Activity>
Examine each line of the data. Copy the line if it includes the word "screenshot".
[[ Supplied records open ]]
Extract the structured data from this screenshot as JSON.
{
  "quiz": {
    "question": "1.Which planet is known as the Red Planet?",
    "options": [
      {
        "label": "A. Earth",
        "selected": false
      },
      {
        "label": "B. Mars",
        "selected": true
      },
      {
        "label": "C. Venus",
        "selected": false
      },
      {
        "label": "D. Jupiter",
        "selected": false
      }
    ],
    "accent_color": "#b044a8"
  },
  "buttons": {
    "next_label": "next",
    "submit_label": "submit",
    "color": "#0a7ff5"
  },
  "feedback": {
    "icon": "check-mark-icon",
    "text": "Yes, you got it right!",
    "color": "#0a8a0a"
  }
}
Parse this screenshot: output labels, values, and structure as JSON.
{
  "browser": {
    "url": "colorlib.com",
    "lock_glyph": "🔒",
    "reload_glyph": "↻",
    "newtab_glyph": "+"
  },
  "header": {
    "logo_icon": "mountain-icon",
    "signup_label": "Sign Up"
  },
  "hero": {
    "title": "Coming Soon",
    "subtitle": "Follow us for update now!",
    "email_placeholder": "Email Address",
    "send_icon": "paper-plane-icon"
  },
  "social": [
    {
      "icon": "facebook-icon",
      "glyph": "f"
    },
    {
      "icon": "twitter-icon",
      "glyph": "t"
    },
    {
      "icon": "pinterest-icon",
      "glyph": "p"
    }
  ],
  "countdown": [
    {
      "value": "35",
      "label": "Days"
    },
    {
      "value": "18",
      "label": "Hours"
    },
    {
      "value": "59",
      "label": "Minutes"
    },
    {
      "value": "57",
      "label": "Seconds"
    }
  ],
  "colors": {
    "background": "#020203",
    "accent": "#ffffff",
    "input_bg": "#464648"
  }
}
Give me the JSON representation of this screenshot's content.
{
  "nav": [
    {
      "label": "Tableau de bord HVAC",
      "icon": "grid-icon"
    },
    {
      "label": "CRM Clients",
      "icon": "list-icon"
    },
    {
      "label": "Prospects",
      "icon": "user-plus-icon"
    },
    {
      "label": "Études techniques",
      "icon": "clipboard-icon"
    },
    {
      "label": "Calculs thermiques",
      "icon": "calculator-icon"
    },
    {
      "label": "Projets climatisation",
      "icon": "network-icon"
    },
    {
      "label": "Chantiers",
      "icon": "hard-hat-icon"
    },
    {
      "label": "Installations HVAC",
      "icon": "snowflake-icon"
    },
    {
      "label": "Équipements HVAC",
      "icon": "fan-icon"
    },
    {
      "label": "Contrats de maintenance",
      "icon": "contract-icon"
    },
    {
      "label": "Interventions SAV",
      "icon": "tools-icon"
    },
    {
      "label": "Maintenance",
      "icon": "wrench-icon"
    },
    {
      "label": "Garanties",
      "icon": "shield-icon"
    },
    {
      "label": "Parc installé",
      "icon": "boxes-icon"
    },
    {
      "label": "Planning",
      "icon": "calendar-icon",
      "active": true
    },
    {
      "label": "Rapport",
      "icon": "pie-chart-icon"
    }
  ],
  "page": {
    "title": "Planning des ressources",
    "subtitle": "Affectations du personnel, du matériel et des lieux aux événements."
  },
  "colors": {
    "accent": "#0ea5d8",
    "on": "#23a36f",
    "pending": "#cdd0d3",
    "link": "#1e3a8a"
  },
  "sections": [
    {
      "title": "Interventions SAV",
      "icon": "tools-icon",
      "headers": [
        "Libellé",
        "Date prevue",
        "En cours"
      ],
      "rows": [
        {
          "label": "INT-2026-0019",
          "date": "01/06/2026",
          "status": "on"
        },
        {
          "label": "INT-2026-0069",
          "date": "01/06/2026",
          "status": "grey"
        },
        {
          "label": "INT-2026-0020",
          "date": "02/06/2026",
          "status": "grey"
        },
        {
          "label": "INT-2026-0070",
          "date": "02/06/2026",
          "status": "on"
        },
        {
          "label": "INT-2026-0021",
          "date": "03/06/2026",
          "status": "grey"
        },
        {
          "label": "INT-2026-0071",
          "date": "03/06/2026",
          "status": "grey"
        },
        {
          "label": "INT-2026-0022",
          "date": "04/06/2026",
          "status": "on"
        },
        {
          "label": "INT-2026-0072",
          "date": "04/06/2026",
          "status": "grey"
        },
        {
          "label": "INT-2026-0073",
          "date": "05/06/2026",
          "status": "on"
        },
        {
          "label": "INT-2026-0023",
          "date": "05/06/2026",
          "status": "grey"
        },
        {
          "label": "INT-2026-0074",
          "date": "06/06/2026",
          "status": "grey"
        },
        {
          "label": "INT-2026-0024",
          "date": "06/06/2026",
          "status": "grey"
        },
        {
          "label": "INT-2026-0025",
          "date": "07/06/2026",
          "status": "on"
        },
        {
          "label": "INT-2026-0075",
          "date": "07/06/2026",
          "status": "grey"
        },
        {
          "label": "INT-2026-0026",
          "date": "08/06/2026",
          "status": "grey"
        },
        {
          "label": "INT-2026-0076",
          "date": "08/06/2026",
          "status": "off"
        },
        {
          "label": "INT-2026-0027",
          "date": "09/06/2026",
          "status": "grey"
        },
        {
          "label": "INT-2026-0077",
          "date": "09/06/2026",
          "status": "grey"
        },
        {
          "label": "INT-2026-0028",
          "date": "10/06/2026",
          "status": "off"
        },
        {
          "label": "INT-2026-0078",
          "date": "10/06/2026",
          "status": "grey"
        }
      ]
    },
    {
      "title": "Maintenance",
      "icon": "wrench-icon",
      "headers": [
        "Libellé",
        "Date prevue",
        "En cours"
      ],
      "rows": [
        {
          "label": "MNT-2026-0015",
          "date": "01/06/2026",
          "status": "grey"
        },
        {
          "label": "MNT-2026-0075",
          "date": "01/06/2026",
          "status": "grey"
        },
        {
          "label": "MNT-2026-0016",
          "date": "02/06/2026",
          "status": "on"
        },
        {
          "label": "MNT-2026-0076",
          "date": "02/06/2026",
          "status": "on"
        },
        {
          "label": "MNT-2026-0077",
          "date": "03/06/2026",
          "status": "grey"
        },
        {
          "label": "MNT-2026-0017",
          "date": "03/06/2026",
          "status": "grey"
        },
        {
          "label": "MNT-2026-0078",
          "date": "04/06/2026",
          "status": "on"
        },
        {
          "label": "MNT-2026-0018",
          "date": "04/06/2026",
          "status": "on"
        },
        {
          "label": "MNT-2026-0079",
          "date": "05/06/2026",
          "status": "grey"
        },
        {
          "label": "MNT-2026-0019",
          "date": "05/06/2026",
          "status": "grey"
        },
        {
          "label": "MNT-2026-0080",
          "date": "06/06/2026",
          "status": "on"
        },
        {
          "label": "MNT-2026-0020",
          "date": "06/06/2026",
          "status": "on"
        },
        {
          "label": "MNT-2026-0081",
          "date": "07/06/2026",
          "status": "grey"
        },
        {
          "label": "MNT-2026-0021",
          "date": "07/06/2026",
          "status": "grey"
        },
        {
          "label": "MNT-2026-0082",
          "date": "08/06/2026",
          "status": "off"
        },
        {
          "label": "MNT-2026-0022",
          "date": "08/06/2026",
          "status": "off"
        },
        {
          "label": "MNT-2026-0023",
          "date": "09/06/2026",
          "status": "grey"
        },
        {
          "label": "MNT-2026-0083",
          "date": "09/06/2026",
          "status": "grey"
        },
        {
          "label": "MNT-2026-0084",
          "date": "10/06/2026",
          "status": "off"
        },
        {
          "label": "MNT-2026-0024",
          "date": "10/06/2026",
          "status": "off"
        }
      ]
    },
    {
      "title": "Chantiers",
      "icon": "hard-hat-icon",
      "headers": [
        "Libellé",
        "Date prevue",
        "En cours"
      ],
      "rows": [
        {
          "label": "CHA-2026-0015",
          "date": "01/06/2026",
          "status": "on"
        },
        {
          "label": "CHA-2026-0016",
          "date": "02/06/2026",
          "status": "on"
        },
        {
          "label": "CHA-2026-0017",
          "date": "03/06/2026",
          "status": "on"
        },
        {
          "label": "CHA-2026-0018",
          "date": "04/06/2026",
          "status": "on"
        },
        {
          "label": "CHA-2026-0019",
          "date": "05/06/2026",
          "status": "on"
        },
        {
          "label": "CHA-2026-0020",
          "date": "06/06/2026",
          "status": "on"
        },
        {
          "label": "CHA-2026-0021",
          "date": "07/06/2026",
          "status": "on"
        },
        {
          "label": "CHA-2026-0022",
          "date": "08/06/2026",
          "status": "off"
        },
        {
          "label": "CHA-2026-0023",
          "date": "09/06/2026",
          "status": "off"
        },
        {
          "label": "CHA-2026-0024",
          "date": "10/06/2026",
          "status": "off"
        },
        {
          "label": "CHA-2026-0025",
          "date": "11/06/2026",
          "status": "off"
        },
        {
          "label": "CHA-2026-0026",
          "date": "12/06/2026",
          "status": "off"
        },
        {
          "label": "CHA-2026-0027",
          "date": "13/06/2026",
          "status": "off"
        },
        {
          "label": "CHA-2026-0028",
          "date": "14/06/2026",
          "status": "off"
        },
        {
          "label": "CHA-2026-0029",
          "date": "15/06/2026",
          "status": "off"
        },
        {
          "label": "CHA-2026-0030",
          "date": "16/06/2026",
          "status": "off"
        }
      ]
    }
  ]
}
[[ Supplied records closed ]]
Problem solution>
Extract the structured data from this screenshot as JSON.
Parse this screenshot: output labels, values, and structure as JSON.
Give me the JSON representation of this screenshot's content.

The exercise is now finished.